>>>>

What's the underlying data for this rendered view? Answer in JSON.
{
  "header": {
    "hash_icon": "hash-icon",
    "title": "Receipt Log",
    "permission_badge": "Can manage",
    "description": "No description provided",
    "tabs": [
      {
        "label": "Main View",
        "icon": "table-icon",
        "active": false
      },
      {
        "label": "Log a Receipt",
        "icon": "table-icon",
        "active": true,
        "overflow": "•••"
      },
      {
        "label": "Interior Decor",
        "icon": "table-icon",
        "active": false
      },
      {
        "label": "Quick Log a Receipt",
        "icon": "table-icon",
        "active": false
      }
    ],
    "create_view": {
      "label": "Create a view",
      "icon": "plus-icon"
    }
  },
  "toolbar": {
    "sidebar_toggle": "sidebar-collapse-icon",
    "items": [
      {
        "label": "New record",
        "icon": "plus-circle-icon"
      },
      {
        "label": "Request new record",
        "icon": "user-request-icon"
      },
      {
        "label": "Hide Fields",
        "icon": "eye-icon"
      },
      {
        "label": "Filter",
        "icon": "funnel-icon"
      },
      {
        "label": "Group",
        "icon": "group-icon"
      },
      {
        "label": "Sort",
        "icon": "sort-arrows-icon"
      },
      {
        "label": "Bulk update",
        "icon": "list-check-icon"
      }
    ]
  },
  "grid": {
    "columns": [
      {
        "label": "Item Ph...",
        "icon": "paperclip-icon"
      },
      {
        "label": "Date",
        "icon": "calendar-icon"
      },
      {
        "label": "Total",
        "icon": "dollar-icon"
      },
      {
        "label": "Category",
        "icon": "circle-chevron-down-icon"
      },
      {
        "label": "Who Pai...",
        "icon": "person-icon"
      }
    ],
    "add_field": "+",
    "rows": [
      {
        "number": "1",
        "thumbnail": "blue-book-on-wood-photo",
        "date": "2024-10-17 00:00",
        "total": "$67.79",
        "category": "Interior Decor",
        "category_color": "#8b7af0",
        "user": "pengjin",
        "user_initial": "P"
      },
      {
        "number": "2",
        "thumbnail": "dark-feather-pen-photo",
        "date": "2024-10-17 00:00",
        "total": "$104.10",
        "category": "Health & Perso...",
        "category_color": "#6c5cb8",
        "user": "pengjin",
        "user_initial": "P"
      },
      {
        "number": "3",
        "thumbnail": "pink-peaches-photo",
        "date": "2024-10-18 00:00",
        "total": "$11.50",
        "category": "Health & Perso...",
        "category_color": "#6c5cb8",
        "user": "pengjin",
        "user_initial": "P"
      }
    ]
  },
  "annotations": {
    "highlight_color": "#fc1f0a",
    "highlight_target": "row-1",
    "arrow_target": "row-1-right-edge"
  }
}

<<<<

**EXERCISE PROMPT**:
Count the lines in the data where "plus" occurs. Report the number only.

**ANSWER**:
2